I know that in theory you can hook up a stereo system to a computer and record / edit taped materials so they can be loaded to a PC music storage system. But they're on different floors of the house and although Neil is technically an Electrical Engineer, that in fact means he's a programmer. He's not an engineer; and he certainly is not to be trusted around the electrics of equipment.

I'm sure I had a point.

Oh yeah. My point is that I'm making CD compilations. Some are from the songlists of resurrected tapes. Some will be new. Some have already been posted to those they were designed for.

* And some had to be remade because some idiot (me) was too busy listening to how the melody connected with the previous and subsequent song to pay attention to the lyrics or the title... a gross error of judgement belatedly spotted - though thankfully in time - by Neil. Not that the song was offensive, but the context could have been, would have been, at the very least potentially upsetting.

I have therefore now lost something of the confidence I thought I had for making compilations (I have little confidence in myself so possibly losing this little thing has knocked me somewhat).

The track in question?
Sufjan Stevens: "For the widows in paradise; for the fatherless in Ypsilanti"


Reidski said...

Come on Lisa, give us the reasons why this song has cheesed you off, please. I done some research on the man, but, apart from his christianity, I am none the wiser.

Neil said...

It's just the title was insensitive given circumstances.

Lisa Rullsenberg said...

I really like the song - melodies! harmonies! - but it's as Neil said: it just would have been crass.

Reidski said...

After I wrote that, I then realised that it wasn't the song as such, but, as you say ...

sorry you two, hope no hurt was caused.

In fact, take off all these comments if you feel it is appropriate and then we can forget all about it!

HolyhosesRob said...

Getting your tapes converted to digital isn't so hard.

You just need some high-quality audio cables (around £10) a Digidesign MBox with Pro Tools software (around £300), the Sony Oxford Restoration plug-ins (to remove the hiss without spoiling the sound, about £600), and a nice, powerful Mac (about £1000). Couldn't be easier. Or cheaper!

Lisa Rullsenberg said...

Reidski: no harm. Neil spotted the problem after the CD was made but before it got sent, so we just had to re-do it! Daft really...

HolyHosesRob: Hmmm... cheap and easy probably AREN'T the words that spring to mind from your remarks. We dowloaded Audacity some time ago to do edits and we still haven't had chance to get our heads around that!

Skuds said...

Before I boxed up my hi-fi and put it in the loft, I copied the most essential tapes to my PC.

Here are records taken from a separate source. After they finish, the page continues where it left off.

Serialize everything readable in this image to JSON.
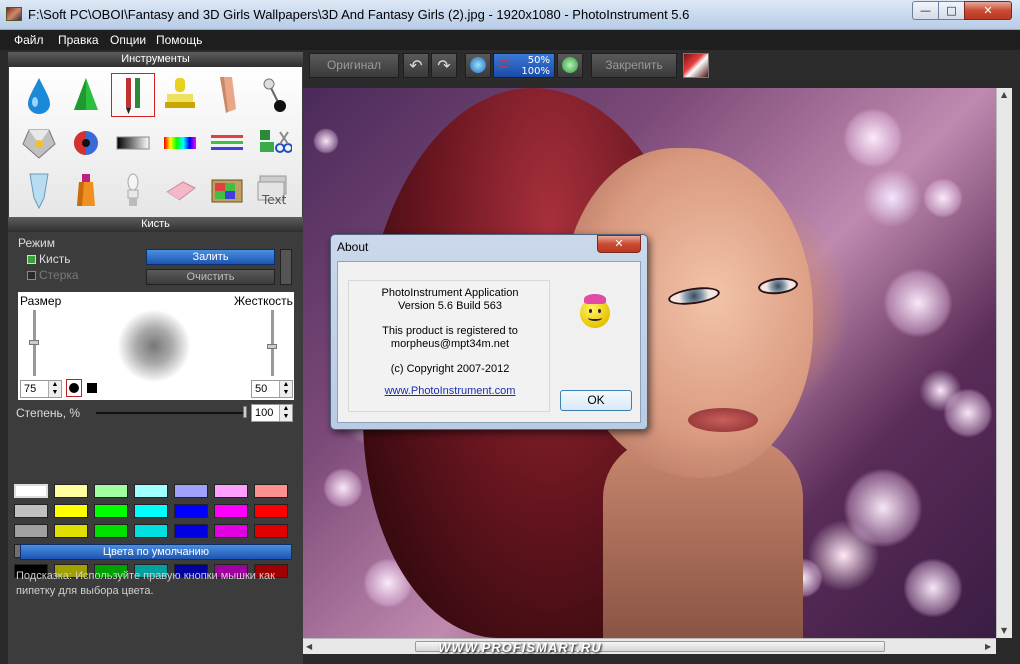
{
  "window": {
    "title": "F:\\Soft PC\\OBOI\\Fantasy and 3D Girls Wallpapers\\3D And Fantasy Girls (2).jpg - 1920x1080 - PhotoInstrument 5.6",
    "min_glyph": "—",
    "max_glyph": "□",
    "close_glyph": "✕"
  },
  "menu": [
    "Файл",
    "Правка",
    "Опции",
    "Помощь"
  ],
  "tools_panel": {
    "title": "Инструменты",
    "tools": [
      "drop-tool",
      "cone-tool",
      "brush-tool",
      "stamp-tool",
      "finger-tool",
      "pin-tool",
      "gem-tool",
      "eye-tool",
      "gradient-tool",
      "rainbow-tool",
      "lines-tool",
      "scissors-tool",
      "tube-tool",
      "bottle-tool",
      "bulb-tool",
      "eraser-tool",
      "tv-tool",
      "text-tool"
    ],
    "text_tool_label": "Text"
  },
  "brush_panel": {
    "title": "Кисть",
    "mode_label": "Режим",
    "brush_label": "Кисть",
    "eraser_label": "Стерка",
    "fill_button": "Залить",
    "clear_button": "Очистить",
    "size_label": "Размер",
    "hardness_label": "Жесткость",
    "size_value": "75",
    "hardness_value": "50",
    "degree_label": "Степень, %",
    "degree_value": "100",
    "defaults_button": "Цвета по умолчанию",
    "hint_line1": "Подсказка: Используйте правую кнопки мышки как",
    "hint_line2": "пипетку для выбора цвета."
  },
  "palette": [
    [
      "#ffffff",
      "#ffffa0",
      "#a0ffa0",
      "#a0ffff",
      "#a0a0ff",
      "#ffa0ff",
      "#ff9090"
    ],
    [
      "#c0c0c0",
      "#ffff00",
      "#00ff00",
      "#00ffff",
      "#0000ff",
      "#ff00ff",
      "#ff0000"
    ],
    [
      "#a0a0a0",
      "#e0e000",
      "#00e000",
      "#00e0e0",
      "#0000e0",
      "#e000e0",
      "#e00000"
    ],
    [
      "#707070",
      "#c0c000",
      "#00c000",
      "#00c0c0",
      "#0000c0",
      "#c000c0",
      "#c00000"
    ],
    [
      "#000000",
      "#a0a000",
      "#00a000",
      "#00a0a0",
      "#0000a0",
      "#a000a0",
      "#a00000"
    ]
  ],
  "toolbar": {
    "original_button": "Оригинал",
    "zoom_top": "50%",
    "zoom_bottom": "100%",
    "pin_button": "Закрепить"
  },
  "dialog": {
    "title": "About",
    "close_glyph": "✕",
    "line1": "PhotoInstrument Application",
    "line2": "Version 5.6 Build 563",
    "line3": "This product is registered to",
    "line4": "morpheus@mpt34m.net",
    "line5": "(c) Copyright 2007-2012",
    "link": "www.PhotoInstrument.com",
    "ok_button": "OK"
  },
  "watermark": "WWW.PROFISMART.RU"
}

I just plugged my iRiver (its like an iPod but it records as well) into the tape deck and recorded onto that.

I should have recorded as WAV and then done all sorts of work on them BUT I just let the iRiver encode to MP3 on the fly and the results were fine - far better than recording from vinyl.

All I had to do was copy them to the PC later to chop the files up into tracks and tag them.

Audio purists will be quivering and weeping, but I was very happy with the results.

HolyhosesRob said...

I was kinda joking about how much you have to spend, by the way!

Although, truth be told, that was my setup when I was transferring some old cassette-only recordings recently. Results were good, but it's very time consuming. I had the Sony restoration software through my old job, but unfortunately my licence has now expired.